But the meme account tactic is working for the candidate in more ways than one. The official sponsorships have a massive reach of their own, and largely to a younger demographic than Bloomberg has had success with.
What’s more, other Instagram accounts – some for brands, some for individuals, and some for other meme accounts that didn’t get the offer – are copying the meme format. In some cases, it’s not unlike the phenomenon of Instagrammers pretending to be sponsored for the illusion of credibility.
The meme copying and unofficial iterations were almost certainly intentional – in many cases, it’s just free exposure – and the initial format is easily customizable (and easy enough to imitate with Photoshop or fake Instagram DM generators that are just a click away). It’s the perfect recipe for meme success.
The Bloomberg DM meme has taken on a life of its own, and unofficial sponsored posts still benefit the candidate – for free
Over the past few days, dozens of copycat Bloomberg DM memes have appeared on Instagram, created by accounts that either openly admit they’re just copying the trend or are fully pretending to be sponsored by the candidate.
Many of the official memes include the Instagram feature that shows when a post is sponsored, with a banner at the top that says “Paid partnership with mikebloomberg.” But not every officially sponsored post does, including the “@f—jerry” post, which just uses the caption that says it’s “really” sponsored by Bloomberg.
A lot of the copycat posts use the same “yes this is really #sponsored by @mikebloomberg” text, either as an ironic joke or an imitation tactic. Others openly say it’s just a parody (some say “no, this is not really #sponsored by @mikebloomberg”). And others are even murkier, just saying “#sponsored.”
If you have an eye for it, it’s easy enough to distinguish between the real ones and the fakers, thanks to sloppy photo manipulation, easily identifiable DM generator markings, or just accounts with very small followings pretending they’re big enough to get sponsored. But a casual scroller may not be able to tell the difference.

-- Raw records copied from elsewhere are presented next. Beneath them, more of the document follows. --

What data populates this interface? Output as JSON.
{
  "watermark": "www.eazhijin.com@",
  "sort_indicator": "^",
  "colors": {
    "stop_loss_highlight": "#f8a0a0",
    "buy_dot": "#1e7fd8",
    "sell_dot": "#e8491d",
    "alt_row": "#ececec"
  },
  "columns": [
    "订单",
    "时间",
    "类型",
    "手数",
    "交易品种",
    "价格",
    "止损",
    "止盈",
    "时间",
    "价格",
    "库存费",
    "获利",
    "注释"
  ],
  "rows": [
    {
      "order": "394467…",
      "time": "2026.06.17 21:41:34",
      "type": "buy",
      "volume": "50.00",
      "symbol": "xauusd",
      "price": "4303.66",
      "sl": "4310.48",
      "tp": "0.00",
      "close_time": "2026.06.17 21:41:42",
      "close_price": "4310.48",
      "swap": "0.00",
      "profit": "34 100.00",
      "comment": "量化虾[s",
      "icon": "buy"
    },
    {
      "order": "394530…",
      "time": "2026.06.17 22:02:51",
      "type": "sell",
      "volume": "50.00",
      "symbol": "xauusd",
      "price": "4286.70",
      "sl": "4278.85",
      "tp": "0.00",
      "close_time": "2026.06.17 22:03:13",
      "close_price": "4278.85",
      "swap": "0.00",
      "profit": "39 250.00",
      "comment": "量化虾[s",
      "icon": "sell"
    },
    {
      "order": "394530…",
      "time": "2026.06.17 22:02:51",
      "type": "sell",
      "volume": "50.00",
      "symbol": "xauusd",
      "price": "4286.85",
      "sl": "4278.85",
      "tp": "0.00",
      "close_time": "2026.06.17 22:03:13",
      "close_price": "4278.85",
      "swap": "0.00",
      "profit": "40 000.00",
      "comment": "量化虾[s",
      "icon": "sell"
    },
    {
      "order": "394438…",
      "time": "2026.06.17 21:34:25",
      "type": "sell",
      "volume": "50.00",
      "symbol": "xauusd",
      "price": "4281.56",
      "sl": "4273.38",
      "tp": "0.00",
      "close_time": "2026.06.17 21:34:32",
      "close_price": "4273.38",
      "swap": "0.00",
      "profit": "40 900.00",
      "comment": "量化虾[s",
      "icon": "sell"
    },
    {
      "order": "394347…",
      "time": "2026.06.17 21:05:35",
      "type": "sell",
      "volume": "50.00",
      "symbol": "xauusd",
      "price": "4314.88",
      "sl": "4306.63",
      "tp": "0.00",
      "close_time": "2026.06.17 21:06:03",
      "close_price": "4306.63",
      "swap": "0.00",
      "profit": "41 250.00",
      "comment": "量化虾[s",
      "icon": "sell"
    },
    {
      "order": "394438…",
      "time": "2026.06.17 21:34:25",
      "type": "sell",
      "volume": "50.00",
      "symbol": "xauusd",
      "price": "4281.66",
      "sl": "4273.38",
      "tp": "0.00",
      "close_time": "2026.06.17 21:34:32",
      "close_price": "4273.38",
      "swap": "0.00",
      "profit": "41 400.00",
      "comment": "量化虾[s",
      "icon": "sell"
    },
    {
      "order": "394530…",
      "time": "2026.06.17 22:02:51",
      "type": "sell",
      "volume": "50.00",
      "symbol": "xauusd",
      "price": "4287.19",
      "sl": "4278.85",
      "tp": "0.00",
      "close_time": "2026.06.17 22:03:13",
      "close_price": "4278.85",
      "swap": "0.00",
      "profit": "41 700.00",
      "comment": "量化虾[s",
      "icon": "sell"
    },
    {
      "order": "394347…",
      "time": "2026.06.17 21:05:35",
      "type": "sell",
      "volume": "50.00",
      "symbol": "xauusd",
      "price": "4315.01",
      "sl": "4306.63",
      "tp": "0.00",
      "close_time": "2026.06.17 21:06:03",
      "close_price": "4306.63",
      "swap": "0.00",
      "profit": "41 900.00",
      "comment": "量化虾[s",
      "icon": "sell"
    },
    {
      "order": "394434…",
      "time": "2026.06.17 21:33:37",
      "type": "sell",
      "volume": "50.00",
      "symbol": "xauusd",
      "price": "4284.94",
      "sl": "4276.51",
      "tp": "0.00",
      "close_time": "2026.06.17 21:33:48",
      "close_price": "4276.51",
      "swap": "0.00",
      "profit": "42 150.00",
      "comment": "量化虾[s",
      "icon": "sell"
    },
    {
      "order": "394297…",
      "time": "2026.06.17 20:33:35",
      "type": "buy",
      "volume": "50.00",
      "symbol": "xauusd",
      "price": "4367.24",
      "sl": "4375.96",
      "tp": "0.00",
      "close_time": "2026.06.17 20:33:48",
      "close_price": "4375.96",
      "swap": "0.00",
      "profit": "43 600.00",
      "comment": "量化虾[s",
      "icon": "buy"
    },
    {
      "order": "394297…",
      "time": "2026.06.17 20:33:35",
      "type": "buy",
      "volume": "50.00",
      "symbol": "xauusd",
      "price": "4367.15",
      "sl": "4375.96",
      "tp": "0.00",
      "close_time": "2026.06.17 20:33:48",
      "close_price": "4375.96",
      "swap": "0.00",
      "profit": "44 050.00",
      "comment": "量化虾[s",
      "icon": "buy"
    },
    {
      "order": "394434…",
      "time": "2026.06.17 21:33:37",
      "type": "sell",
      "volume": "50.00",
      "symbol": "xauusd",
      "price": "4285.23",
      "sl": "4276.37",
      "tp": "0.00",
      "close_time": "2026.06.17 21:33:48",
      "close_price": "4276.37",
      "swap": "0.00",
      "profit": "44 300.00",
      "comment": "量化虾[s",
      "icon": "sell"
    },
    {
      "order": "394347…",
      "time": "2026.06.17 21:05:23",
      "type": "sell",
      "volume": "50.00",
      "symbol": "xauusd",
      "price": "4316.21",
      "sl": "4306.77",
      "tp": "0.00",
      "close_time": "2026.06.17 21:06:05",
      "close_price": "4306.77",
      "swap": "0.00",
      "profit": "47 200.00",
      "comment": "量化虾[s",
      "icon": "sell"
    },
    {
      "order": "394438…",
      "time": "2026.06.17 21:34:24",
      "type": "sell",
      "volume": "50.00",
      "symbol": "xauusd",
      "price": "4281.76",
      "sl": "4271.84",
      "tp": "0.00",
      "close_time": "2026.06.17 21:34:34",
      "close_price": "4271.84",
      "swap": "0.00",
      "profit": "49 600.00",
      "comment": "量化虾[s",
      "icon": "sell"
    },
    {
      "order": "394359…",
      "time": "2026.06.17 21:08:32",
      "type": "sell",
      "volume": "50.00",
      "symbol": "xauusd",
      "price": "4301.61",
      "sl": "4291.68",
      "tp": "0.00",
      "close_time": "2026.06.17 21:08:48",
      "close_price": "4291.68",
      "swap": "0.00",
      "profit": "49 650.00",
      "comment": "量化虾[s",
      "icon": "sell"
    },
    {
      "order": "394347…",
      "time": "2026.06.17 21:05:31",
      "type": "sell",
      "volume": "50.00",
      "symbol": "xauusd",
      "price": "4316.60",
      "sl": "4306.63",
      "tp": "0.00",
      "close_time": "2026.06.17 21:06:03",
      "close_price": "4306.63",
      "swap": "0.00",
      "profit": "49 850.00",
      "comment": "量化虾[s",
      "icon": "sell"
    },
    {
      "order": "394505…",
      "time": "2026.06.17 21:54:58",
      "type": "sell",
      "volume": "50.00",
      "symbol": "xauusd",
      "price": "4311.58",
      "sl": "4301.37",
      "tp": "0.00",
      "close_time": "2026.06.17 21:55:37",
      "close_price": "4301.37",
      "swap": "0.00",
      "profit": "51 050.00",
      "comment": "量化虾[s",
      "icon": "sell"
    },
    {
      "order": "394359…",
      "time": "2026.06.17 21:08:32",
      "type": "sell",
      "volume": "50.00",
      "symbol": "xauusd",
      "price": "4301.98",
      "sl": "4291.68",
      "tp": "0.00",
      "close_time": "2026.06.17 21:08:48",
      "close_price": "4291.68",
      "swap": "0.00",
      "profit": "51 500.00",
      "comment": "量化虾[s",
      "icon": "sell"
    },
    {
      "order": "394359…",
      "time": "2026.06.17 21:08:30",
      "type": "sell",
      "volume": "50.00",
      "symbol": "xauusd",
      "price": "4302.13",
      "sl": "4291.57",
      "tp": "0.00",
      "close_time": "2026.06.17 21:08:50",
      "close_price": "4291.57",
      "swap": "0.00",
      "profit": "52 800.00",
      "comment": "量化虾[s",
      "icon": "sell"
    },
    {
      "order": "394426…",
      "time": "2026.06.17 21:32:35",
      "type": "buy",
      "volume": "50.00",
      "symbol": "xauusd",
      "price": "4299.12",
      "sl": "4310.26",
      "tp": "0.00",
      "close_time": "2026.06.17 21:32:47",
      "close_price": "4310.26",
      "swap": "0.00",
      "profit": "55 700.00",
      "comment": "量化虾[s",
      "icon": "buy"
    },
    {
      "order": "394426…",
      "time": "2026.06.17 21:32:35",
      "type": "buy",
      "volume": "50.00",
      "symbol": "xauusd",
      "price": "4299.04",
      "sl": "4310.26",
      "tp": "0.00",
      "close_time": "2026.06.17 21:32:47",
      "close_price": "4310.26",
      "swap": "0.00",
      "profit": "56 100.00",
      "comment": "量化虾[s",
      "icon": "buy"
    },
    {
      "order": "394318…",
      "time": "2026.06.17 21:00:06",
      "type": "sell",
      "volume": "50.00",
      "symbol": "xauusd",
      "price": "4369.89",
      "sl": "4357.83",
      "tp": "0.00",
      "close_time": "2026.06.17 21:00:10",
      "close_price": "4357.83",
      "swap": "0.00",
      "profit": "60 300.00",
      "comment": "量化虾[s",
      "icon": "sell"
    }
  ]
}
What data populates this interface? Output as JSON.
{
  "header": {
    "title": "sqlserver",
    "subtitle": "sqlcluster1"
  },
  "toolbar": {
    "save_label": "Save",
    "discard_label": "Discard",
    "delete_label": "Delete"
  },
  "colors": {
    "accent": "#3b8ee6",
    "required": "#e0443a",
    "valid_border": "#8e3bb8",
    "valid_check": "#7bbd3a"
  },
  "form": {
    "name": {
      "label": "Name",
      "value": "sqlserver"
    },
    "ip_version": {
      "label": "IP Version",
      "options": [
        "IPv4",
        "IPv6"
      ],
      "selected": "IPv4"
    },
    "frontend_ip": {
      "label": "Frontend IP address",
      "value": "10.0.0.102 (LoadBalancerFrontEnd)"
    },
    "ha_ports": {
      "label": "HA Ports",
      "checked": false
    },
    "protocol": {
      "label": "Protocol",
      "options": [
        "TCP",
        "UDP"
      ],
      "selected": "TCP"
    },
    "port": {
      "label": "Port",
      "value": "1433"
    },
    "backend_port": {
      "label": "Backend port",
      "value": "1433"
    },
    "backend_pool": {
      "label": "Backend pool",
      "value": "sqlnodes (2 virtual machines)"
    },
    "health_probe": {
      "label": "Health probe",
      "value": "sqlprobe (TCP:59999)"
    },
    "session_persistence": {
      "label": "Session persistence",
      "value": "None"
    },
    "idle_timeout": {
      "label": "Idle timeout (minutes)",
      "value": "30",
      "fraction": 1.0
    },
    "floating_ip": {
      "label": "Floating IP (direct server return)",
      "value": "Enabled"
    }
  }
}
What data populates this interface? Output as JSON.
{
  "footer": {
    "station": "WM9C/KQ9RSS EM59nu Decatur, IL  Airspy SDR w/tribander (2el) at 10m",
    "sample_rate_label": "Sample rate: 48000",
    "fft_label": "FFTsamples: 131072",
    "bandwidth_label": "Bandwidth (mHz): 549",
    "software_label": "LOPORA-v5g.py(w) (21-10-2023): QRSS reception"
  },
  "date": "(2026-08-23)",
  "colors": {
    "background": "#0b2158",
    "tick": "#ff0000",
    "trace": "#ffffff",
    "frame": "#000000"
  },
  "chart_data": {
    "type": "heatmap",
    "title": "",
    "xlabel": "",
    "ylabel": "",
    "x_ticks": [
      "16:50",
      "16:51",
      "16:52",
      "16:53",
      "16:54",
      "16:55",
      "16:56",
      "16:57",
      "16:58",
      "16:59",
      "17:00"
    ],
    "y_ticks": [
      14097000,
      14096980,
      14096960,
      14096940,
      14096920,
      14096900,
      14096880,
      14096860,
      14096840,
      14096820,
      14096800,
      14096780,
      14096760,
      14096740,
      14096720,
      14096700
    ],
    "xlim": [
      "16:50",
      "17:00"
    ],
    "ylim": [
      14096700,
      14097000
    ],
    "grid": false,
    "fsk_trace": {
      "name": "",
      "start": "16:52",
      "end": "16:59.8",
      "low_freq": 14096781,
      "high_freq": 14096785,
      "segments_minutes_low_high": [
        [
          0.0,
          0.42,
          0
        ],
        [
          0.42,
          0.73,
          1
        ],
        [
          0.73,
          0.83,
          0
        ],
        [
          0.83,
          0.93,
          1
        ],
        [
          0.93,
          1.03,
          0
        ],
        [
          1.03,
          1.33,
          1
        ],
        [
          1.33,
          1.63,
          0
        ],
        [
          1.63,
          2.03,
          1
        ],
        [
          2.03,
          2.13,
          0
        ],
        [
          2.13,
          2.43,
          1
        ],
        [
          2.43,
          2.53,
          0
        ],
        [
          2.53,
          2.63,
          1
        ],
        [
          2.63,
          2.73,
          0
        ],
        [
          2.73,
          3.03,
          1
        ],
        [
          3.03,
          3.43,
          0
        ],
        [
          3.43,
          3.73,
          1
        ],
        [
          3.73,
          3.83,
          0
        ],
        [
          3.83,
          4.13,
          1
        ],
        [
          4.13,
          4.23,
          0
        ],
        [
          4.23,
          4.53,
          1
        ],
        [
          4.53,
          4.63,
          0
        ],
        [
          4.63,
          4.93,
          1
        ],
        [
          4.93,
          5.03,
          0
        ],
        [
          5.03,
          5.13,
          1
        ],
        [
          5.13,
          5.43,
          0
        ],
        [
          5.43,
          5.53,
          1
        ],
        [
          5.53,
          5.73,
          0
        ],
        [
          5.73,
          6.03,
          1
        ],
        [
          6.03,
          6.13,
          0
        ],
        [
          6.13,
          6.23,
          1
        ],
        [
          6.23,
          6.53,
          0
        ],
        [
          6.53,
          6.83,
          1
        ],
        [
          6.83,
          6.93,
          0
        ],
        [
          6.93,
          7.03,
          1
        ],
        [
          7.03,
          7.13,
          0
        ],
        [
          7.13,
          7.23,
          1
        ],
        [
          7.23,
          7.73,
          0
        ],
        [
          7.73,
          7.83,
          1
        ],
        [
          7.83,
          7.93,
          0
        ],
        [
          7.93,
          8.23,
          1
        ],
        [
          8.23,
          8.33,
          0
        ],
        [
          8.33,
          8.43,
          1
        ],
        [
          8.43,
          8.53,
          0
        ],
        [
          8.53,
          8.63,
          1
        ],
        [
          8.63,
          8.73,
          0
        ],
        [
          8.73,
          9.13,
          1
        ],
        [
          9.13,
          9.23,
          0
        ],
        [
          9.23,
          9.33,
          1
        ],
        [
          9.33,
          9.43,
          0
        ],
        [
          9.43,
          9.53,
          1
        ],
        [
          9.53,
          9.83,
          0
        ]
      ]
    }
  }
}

Many copycats are clearly using the meme format for self-promotion or to get in on a viral joke – which is exactly how memes normally function, making it a feature, not a bug, of the Meme 2020/Bloomberg campaign.
There’s also been backlash to the Bloomberg campaign, but the negative attention still gets people talking about the candidate, especially among younger voters who are more likely to be following people like “@thefatjewish.”
That well-known meme account, which has 11 million followers, replied to one of the Bloomberg posts in a comment and signaled his displeasure with Meme 2020, which he says approached him.
—Taylor Lorenz (@TaylorLorenz) February 13, 2020
“I grew up in New York City so I can tell you firsthand, Bloomberg is a colossal s—bag,” he wrote. “I’d encourage any meme account owner to take schmoney from basically any brand (and use it to buy sick s— like jetskis and pure bred corgis) because brands are trash and deserve to have their money taken, but this dystopian black mirror simulation is too much for me i now need to be shot into the f—ing sun k bye [sic].”
Negative-slanted Bloomberg meme copies follow a similar format to the official ones, but highlight the candidate’s controversies. One, in response to Bloomberg’s faux proposition, says, “Dope, can I mention how you said that blacks commit 95% of murders in NYC? that could be some comedy gold.”
That may have the opposite effect of the conversation Bloomberg’s campaign was hoping to generate with memes, but the positive-slanted ones from the major accounts they actually partnered with still dwarf the naysayers.